PerspectivePlanetary Science

The martian lake chronicles

Science  09 Oct 2015:
Vol. 350, Issue 6257, pp. 167
DOI: 10.1126/science.aad0902

You are currently viewing the summary.

View Full Text

Via your Institution

Log in through your institution

Log in through your institution


Summary

Ray Bradbury's science-fictional archaeologist character, Hinkston, in The Martian Chronicles, thought: “Well, I think I'd rearrange the civilization on Mars so it resembled Earth more and more each day. If there was any way of reproducing every plant, every road, and every lake, and even an ocean, I'd do so. Then by some vast crowd hypnosis I'd convince everyone in a town this size that this really was Earth, not Mars at all.” Hinkston may have his way without the need for hypnosis, because the latest discoveries on Mars geology, reported in this issue on page 177 by Grotzinger et al. (1), reveal records of lakes and other environments that remarkably resemble Earth.
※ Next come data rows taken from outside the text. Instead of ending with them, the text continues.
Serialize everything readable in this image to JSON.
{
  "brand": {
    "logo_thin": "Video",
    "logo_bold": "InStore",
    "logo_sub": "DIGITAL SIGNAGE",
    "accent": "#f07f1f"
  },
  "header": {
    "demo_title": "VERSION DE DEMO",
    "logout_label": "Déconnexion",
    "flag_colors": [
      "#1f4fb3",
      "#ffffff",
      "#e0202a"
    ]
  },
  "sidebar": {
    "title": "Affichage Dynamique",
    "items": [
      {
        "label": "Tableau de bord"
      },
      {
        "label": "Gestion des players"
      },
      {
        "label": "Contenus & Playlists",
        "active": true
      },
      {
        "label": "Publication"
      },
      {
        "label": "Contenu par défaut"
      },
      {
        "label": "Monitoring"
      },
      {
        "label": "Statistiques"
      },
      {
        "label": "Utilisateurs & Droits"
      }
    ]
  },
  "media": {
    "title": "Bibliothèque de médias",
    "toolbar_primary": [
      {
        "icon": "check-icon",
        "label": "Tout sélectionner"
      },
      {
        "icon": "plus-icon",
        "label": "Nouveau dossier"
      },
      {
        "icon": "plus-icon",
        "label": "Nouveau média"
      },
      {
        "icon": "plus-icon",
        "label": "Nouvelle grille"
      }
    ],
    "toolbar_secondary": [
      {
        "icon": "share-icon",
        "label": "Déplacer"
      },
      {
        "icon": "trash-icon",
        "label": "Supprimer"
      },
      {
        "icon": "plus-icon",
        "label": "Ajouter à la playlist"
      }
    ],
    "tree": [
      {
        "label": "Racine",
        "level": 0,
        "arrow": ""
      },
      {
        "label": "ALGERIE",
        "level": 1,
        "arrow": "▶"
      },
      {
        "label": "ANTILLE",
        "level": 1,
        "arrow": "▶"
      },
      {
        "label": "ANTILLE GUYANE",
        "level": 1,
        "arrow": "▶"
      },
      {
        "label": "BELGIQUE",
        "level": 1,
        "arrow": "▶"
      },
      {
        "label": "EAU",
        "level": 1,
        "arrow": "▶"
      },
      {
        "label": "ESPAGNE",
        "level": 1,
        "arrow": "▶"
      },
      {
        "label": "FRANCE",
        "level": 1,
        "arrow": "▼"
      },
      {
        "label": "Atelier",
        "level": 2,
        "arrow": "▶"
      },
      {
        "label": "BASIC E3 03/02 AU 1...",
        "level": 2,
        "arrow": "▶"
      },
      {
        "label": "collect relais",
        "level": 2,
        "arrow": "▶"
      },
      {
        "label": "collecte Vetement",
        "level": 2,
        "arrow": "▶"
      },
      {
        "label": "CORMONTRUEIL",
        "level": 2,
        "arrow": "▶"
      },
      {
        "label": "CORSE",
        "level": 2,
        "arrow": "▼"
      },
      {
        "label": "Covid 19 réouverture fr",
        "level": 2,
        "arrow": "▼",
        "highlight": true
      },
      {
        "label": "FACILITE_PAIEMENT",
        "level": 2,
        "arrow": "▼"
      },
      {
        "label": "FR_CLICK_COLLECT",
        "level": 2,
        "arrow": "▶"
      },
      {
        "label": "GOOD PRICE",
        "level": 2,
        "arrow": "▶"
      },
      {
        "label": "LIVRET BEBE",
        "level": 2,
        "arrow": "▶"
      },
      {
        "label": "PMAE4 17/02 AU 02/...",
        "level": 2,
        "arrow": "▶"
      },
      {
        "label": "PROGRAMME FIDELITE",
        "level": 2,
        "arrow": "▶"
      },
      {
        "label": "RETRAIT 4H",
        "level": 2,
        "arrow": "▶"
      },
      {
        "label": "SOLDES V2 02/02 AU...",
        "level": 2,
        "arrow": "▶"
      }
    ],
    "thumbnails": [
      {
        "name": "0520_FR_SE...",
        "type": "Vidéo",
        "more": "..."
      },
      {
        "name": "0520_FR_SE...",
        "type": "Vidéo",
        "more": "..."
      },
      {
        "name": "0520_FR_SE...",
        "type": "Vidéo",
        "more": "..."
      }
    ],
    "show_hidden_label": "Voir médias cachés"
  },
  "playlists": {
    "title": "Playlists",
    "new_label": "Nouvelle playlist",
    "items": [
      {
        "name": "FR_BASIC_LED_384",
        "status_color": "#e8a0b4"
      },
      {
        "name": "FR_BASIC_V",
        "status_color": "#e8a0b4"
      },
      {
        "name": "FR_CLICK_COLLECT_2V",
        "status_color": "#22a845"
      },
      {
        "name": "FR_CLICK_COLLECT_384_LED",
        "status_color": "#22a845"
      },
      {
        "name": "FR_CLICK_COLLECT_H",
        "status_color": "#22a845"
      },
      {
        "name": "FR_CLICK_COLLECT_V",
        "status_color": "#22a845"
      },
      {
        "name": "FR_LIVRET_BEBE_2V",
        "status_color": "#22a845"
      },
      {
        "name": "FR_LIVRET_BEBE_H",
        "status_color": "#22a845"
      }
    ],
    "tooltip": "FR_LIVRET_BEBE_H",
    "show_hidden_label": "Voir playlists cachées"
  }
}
These findings provide “a good read” through the stratigraphic record of Mars, with tales of moving sand and pebble grains from ancient rivers to past lakes.